United Kingdom

Updated guidance has been issued by the UK Medicines and Healthcare products Regulatory Agency (MHRA) on how the UK would regulate medicines, medical devices and clinical trials in the event that the UK leaves the EU on 29 March 2019 with no withdrawal arrangements in place, referred to as a “no deal” scenario.

The guidance updates the MHRA’s technical notice published in August 2018 and takes into account the responses to the public consultation in October 2018 on the changes that would be necessary to current UK legislation in the event of a no deal Brexit. The MHRA proposals are still subject to parliamentary approval of the relevant statutory instruments that are required to bring these proposals into law.

The guidance confirms that in the event of “no deal”, the UK would no longer participate in the EU regulatory networks for medicines or medical devices and the functions currently carried out at EU level for such products on the UK market would be transferred to the MHRA. 

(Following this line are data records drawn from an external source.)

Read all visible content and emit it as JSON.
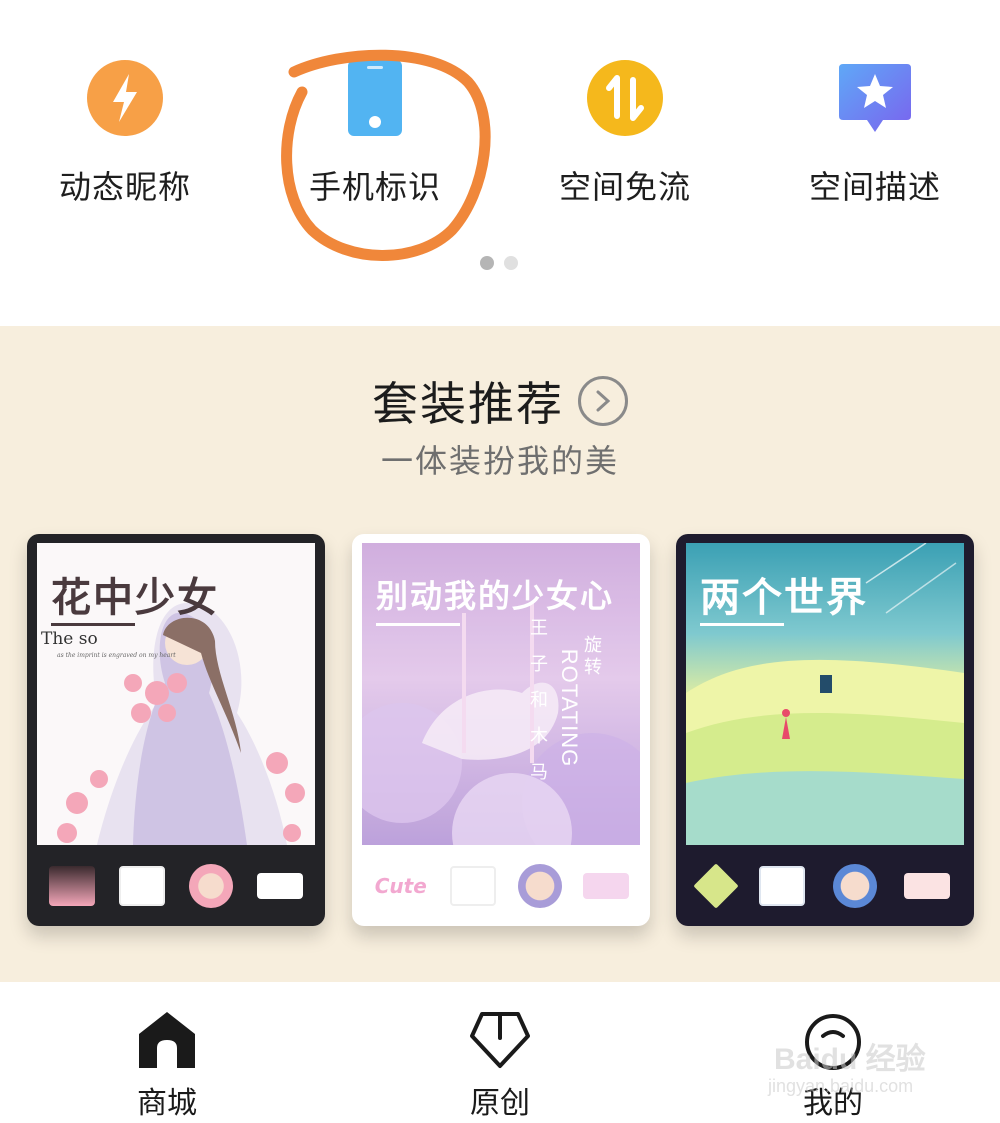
{
  "features": [
    {
      "label": "动态昵称",
      "icon": "lightning-icon",
      "color": "#f7a047"
    },
    {
      "label": "手机标识",
      "icon": "phone-icon",
      "color": "#52b4f2"
    },
    {
      "label": "空间免流",
      "icon": "data-transfer-icon",
      "color": "#f5b81c"
    },
    {
      "label": "空间描述",
      "icon": "star-bubble-icon",
      "color": "#6b7cf0"
    }
  ],
  "pager": {
    "pages": 2,
    "active": 1
  },
  "annotation_color": "#f0873a",
  "suit": {
    "title": "套装推荐",
    "subtitle": "一体装扮我的美",
    "cards": [
      {
        "title": "花中少女",
        "art_text_1": "The so",
        "art_text_2": "as the imprint is engraved on my heart"
      },
      {
        "title": "别动我的少女心",
        "art_text_1": "旋转",
        "art_text_2": "ROTATING",
        "art_text_3": "王子和木马"
      },
      {
        "title": "两个世界"
      }
    ],
    "card2_badge": "Cute"
  },
  "nav": [
    {
      "label": "商城",
      "icon": "home-icon",
      "active": true
    },
    {
      "label": "原创",
      "icon": "pentagon-icon",
      "active": false
    },
    {
      "label": "我的",
      "icon": "profile-icon",
      "active": false
    }
  ],
  "watermark": {
    "brand": "Baidu 经验",
    "url": "jingyan.baidu.com"
  }
}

The updated guidance is generally consistent with the previous position but provides additional details and confirmation on matters such as the process and timing of marketing authorisation assessments, to help companies prepare for a possible “no deal”. Generally industry has welcomed this further guidance with the BIA indicating that it has addressed some of the concerns it had. For example the MHRA reconsidered the proposal to introduce a requirement for the sponsor to have a UK chief investigator as contact point for the licensing authority. However there is still further work to be done and industry is still raising concerns with some of the proposals such as the need for an additional oversight system to verify QP certification of IMPs imported from EU/EEA countries. The ABHI indicates that whilst the guidance provides information for those manufacturers wishing to place product on the UK market post-Brexit, further discussions are required to address how this is reciprocated at a pan-European level.

The full guidance can be accessed here.